After switching buses in San Pedro Sula we finally got to the charming little town of Copan Ruinas around 5:30 PM, only to discover that our umbrella had not made it onto the bus somehow, even though it had been securely strapped to We met a nice couple from San Francisco, who we ended up going out to dinner and beers with at a Californian-owned place called the Red Frog. While we were there, it started to rain, and rain, and rain. We saw some amazing lighting bolts from our table upstairs. But eventually it was time to go back to the hotel, and no end to the rain in sight. We tried in vain to flag down a tuk-tuk (moto taxi). In the end we had no choice but to take off our flip flops and run in the rain all the way back to the hotel.

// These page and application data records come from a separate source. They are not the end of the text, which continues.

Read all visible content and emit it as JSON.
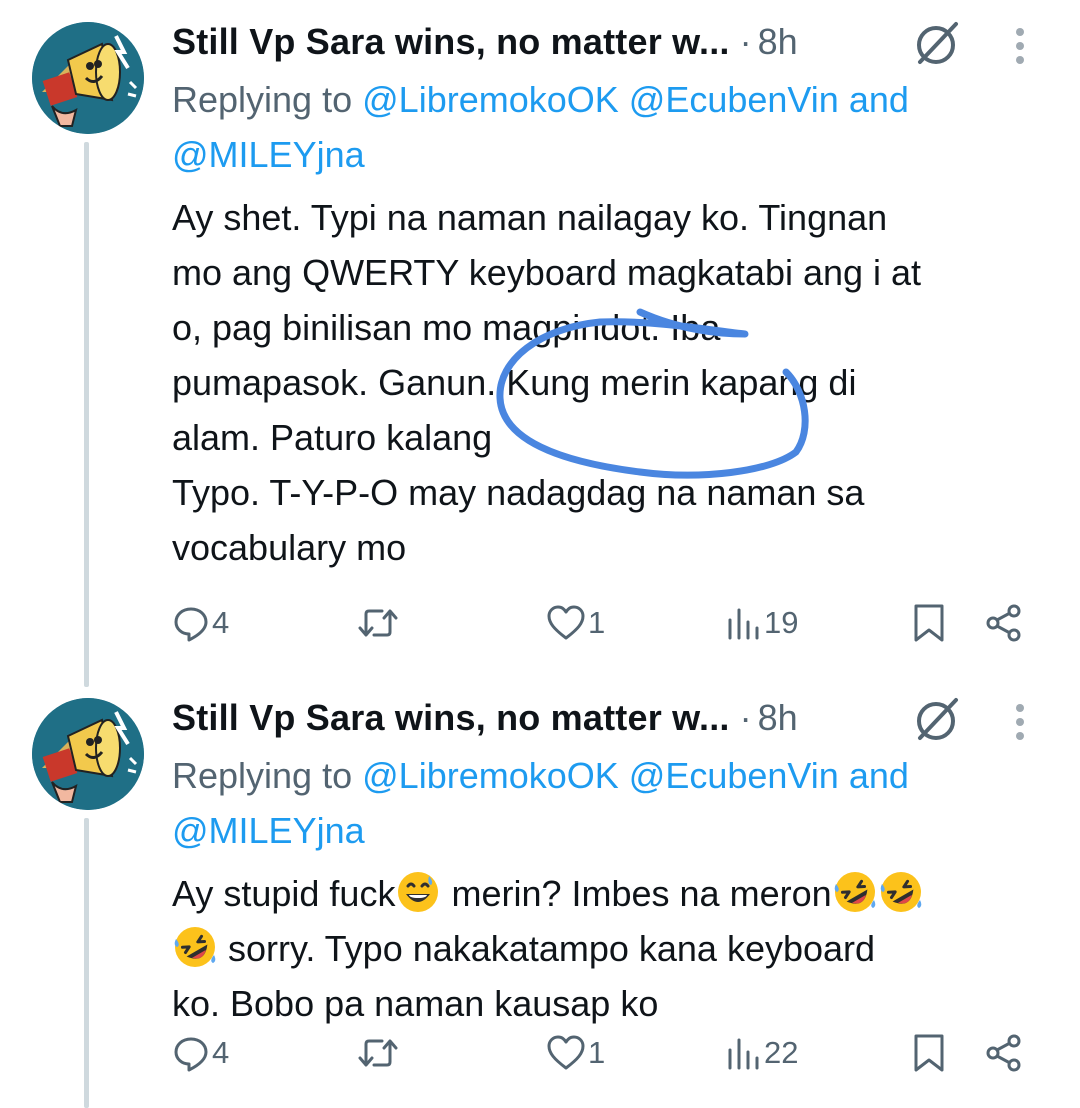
{
  "tweets": [
    {
      "display_name": "Still Vp Sara wins, no matter w...",
      "separator": "·",
      "time": "8h",
      "replying_prefix": "Replying to",
      "mention_1": "@LibremokoOK",
      "mention_2": "@EcubenVin",
      "and_word": "and",
      "mention_3": "@MILEYjna",
      "body_lines": [
        "Ay shet. Typi na naman nailagay ko. Tingnan",
        "mo ang QWERTY keyboard magkatabi ang i at",
        "o, pag binilisan mo magpindot. Iba",
        "pumapasok. Ganun. Kung merin kapang di",
        "alam. Paturo kalang",
        "Typo. T-Y-P-O may nadagdag na naman sa",
        "vocabulary mo"
      ],
      "replies": "4",
      "retweets": "",
      "likes": "1",
      "views": "19"
    },
    {
      "display_name": "Still Vp Sara wins, no matter w...",
      "separator": "·",
      "time": "8h",
      "replying_prefix": "Replying to",
      "mention_1": "@LibremokoOK",
      "mention_2": "@EcubenVin",
      "and_word": "and",
      "mention_3": "@MILEYjna",
      "body_line_1_a": "Ay stupid fuck",
      "body_line_1_b": " merin? Imbes na meron",
      "body_line_2": " sorry. Typo nakakatampo kana keyboard",
      "body_line_3": "ko. Bobo pa naman kausap ko",
      "replies": "4",
      "retweets": "",
      "likes": "1",
      "views": "22"
    }
  ],
  "icons": {
    "avatar": "megaphone-avatar-icon",
    "badge": "circle-slash-icon",
    "more": "vertical-ellipsis-icon",
    "reply": "speech-bubble-icon",
    "retweet": "retweet-icon",
    "like": "heart-icon",
    "views": "bar-chart-icon",
    "bookmark": "bookmark-icon",
    "share": "share-icon",
    "emoji_sweat": "grinning-sweat-emoji",
    "emoji_laugh": "rolling-laughing-emoji"
  },
  "colors": {
    "text": "#0f1419",
    "secondary": "#536471",
    "link": "#1d9bf0",
    "scribble": "#4a86e0",
    "avatar_bg": "#1f6f86"
  }
}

The hot shower back in our room was definitely the best one of the entire trip so far....
The next day we headed off to Copan, the ancient Maya city famed for its well-preserved carvings and stellae

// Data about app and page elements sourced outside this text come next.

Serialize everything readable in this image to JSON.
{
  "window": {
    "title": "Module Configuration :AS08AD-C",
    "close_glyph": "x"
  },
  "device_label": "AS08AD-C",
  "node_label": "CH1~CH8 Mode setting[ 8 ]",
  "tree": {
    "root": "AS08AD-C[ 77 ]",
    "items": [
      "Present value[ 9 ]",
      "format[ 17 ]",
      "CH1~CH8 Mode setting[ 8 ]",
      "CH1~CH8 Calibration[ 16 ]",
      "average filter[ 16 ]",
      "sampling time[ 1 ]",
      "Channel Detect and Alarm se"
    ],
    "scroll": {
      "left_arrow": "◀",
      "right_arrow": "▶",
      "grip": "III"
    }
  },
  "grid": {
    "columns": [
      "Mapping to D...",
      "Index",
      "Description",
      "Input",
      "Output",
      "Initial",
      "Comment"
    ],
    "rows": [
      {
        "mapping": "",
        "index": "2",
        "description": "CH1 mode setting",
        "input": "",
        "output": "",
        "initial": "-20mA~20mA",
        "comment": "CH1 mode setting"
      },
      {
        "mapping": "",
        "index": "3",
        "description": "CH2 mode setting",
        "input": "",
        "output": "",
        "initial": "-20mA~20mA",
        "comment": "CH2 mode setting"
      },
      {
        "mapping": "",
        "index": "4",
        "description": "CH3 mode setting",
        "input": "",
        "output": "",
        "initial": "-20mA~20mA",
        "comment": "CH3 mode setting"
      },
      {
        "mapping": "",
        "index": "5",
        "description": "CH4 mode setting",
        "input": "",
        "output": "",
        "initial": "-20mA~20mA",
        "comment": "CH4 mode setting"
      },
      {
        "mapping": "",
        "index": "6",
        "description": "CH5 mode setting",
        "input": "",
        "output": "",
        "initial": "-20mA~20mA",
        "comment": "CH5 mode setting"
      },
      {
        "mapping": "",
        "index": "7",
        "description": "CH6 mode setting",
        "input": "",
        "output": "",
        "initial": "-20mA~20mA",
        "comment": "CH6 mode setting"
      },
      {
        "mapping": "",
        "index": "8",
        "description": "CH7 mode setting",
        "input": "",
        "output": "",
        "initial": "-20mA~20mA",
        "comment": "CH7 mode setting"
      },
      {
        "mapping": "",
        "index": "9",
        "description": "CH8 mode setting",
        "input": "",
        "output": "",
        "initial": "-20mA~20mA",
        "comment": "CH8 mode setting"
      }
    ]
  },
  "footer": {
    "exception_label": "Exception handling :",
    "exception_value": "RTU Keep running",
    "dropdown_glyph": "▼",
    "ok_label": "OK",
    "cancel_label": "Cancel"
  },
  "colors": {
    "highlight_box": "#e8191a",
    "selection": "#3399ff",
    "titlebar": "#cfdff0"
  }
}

In the site itself we had a great tour with explanations about the Maya people and the priest-rulers, who apparently were a bunch of pierced, tattooed, pot-belled stoners who spent most of their time in a trance high on peyote, mescal, and hot chocolate with chiles (an aphrodesiac). Somehow despite this state, they managed to work out a very accurate calendar, which predicted the end of the long count on December 21, 2012, implying some kind of catastrophe. In times of trouble, they would hold ball games in the ball court. In their game, the players could touch the ball with everything except hands and feet, and the object was to keep it off the ground and hit the macaw head markers on the sides of the court. The best player (or worst, depending on who you ask) had the honor of being sacrificed to the gods after the game. We saw the stone altar upon which his head would be placed, with a channel for the blood to run down and be collected to burn as an offering to the gods

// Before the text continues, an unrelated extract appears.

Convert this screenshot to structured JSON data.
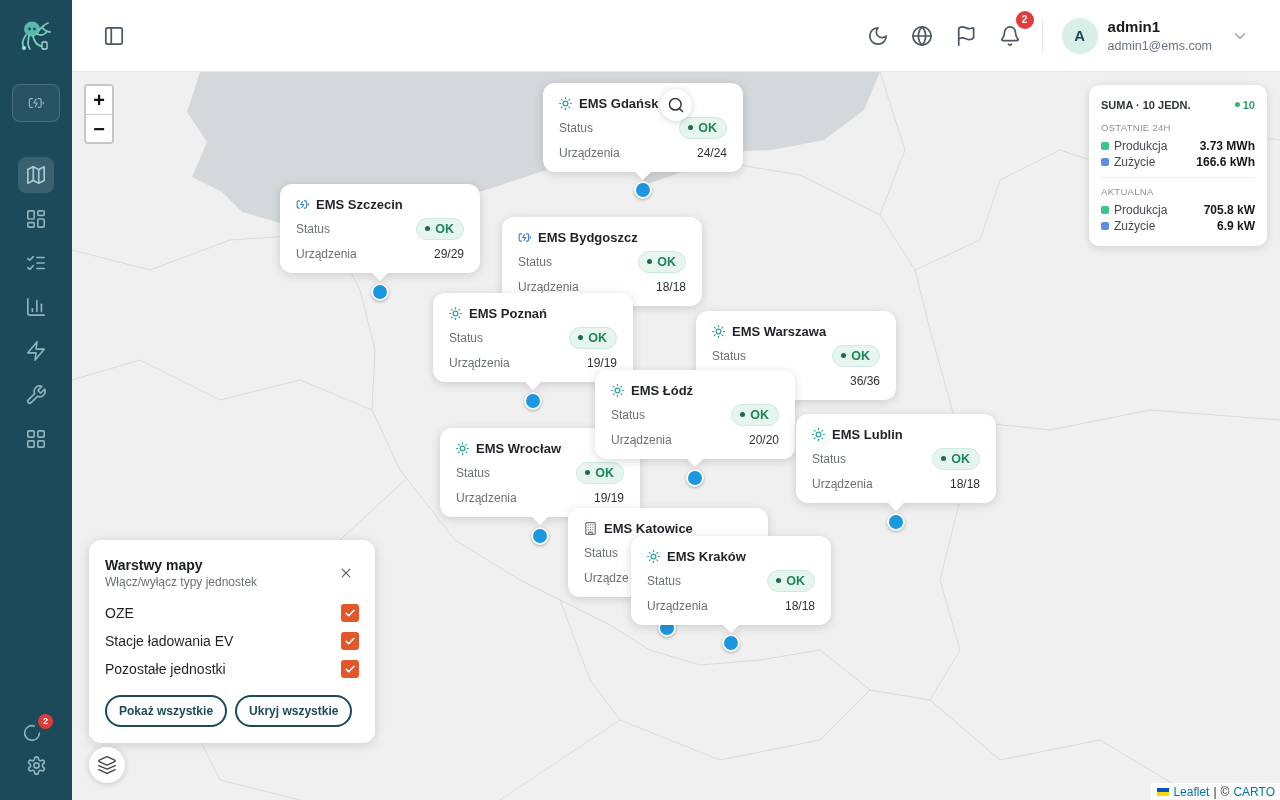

The guide was very knowlegable, and pointed out to us the special features of Copan, including the hieroglyphic staircase, a series of steps made up of 3000 glyphs telling the entire story of the place and its 16 rulers, the only one of its kind found in the Maya world. Juan also told us that the Maya people originally came from Mongolia, and that they inherited the swastika symbol and the yin-yang from Asia . . . because you know, once all the continents had been together as one, like Atlantis. . .
When we reached the gate on the way out of Copan, the macaws were a bit more active than they had been in the morning. We wanted to feed them something, and then realized that Phoenix had brought an apple for breakfast. She gave up the apple as a sacrifice to the macaws, and they thoroughly enjoyed it. At one point she was surrounded on all sides by huge, brightly colored birds with half-ton pressure beaks, all clamoring for another bite of apple, and even pulling gently on her clothes to get her attention. A little scary, but also really fun.
Our last stop in Copan was the museum, which has many of the original sculptures as well as a life size reconstruction of one of the grandest temples of the city, painted bright red, as the whole city had been back in the day. It was really impressive.
We didn´t really do much more in Copan. Ido had a bit of a cold so we took it easy for the rest of the day.
The next day, we headed off towards Guatemala.